A physician’s frustration navigating a medical emergency with his elderly father reveals a complex, dysfunctional system.
The Bureau of Sages, a group of frail, older adults, gives feedback to researchers about what matters to older adults.
An eye-opening study of demographics and income finds that the costs of assisted-living care will soon be out of reach for people on fixed incomes — and their children.
Older adults — and their families — often find it challenging and stressful to find the best facility. And they often end up in the wrong spot, new research shows.
Celina, Tenn., has long lured retirees, with its scenic hills and affordability. These newcomers help fuel the local economy. But a recent hospital closure makes the town a harder sell.
In a nation where the suicide rate continues to climb, such deaths among older adults are often overlooked. A six-month investigation by KHN and PBS NewsHour finds that older Americans are quietly killing themselves in nursing homes, assisted living centers and adult care homes.

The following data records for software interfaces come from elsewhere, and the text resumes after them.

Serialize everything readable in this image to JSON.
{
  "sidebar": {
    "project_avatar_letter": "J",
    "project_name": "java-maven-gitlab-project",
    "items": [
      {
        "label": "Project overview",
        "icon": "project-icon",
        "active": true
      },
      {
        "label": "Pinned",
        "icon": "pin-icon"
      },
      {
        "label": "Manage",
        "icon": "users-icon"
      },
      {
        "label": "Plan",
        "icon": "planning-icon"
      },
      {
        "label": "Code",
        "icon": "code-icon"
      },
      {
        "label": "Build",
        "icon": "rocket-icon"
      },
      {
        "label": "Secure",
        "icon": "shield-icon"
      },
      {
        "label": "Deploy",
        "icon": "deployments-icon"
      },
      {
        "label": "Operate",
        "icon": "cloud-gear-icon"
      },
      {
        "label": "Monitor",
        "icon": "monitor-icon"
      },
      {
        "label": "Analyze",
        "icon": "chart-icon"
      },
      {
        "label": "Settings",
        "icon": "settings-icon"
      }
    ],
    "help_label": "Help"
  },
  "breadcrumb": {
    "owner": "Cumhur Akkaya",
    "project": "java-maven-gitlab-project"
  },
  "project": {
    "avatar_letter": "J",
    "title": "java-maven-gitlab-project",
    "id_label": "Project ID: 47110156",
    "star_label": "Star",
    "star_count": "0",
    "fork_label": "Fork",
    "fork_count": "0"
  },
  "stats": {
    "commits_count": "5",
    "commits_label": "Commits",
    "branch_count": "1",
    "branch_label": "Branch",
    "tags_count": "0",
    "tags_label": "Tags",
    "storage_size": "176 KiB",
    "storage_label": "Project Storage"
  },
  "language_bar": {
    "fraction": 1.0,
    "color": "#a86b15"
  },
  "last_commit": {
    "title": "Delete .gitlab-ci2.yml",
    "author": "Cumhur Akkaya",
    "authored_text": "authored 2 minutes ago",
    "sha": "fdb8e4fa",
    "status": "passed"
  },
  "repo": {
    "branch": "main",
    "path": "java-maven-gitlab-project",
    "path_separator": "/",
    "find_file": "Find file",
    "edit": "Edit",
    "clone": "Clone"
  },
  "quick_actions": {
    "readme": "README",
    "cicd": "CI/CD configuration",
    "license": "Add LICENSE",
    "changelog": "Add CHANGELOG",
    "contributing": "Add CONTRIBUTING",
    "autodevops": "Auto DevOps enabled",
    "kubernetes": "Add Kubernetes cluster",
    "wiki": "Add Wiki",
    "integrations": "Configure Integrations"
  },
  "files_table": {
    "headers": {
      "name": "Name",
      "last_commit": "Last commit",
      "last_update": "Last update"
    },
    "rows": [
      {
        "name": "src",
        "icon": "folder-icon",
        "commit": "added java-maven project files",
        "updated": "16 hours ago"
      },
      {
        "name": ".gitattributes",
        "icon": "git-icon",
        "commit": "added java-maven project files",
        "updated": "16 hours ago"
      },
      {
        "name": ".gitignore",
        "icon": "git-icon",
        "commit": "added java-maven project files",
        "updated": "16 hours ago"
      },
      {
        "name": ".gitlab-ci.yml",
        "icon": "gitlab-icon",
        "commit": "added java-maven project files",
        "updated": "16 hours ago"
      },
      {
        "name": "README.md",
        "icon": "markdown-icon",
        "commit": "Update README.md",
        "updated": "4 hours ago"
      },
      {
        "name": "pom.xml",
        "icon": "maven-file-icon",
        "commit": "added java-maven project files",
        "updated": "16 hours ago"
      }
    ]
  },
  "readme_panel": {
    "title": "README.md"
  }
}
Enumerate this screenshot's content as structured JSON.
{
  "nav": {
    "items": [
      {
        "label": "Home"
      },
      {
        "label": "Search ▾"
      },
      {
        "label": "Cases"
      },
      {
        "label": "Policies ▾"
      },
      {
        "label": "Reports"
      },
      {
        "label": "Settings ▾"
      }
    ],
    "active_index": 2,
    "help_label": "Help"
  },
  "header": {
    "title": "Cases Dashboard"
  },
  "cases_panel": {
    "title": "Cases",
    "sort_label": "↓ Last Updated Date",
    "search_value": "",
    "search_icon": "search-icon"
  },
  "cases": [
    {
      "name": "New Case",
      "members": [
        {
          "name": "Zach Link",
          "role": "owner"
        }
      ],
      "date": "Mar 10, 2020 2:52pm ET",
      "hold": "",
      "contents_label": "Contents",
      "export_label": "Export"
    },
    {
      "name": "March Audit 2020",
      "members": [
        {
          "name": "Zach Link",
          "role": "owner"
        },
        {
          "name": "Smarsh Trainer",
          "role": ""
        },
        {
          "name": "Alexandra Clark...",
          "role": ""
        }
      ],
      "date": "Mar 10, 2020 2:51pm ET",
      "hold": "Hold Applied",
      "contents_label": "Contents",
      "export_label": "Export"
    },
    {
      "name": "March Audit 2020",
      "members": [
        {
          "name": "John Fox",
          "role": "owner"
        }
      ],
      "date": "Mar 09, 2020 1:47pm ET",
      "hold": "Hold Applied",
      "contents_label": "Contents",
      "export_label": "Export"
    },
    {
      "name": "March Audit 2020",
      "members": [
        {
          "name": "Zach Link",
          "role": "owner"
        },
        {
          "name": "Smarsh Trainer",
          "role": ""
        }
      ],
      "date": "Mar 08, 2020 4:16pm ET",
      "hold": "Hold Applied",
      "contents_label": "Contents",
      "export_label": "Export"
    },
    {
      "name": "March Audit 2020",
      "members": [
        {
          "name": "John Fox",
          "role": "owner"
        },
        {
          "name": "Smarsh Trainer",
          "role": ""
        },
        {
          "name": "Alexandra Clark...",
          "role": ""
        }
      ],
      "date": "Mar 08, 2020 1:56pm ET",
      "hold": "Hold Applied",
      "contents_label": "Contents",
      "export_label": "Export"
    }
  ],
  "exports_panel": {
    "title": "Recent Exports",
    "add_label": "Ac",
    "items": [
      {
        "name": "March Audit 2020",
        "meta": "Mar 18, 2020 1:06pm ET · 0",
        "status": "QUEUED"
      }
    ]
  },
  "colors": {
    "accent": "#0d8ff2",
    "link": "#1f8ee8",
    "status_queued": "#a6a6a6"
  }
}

Newsletter editor Brianna Labuskes wades through hundreds of health articles from the week so you don’t have to.
Beneficiaries pay 25 percent of the price of their brand-name drugs until they reach $5,100 in out-of-pocket costs. After that, their obligation drops to 5 percent. But it never disappears.
Research shows that going home after elective hip and knee replacements is a safe alternative for many patients.
Families often spend thousands of dollars caring for ailing loved ones at home. Lawmakers in California and at least seven other states want to provide some financial relief with state income tax credits.
Medicare doesn’t pay for an annual physical, but it does cover an annual wellness visit focused on preventing disease and disability by coming up with a “personalized prevention plan” for future medical issues. It is important to use the correct term when scheduling a doctor’s visit.
Inspectors are citing nursing facilities for violating health and safety more often than during the Obama administration. But the average fine is nearly a third lower than it was before President Donald Trump took office.
New research shows that older adults want close relationships with the people they care about and meaningful social roles.
Confronting changing health care needs, fixed incomes and problems created by climate change can be overwhelming when trying to pinpoint that dream location, but taking time and doing research makes it a dream come true, say these seniors.
Millennials and Gen Zers say they often feel isolated even when surrounded by friends — both real and virtual.
The Food and Drug Administration has let medical device companies file reports of injuries and malfunctions outside a widely scrutinized public database, leaving doctors and medical sleuths in the dark.
Doctors and patients say they’re compelled to use off-label meds as research goes unfunded.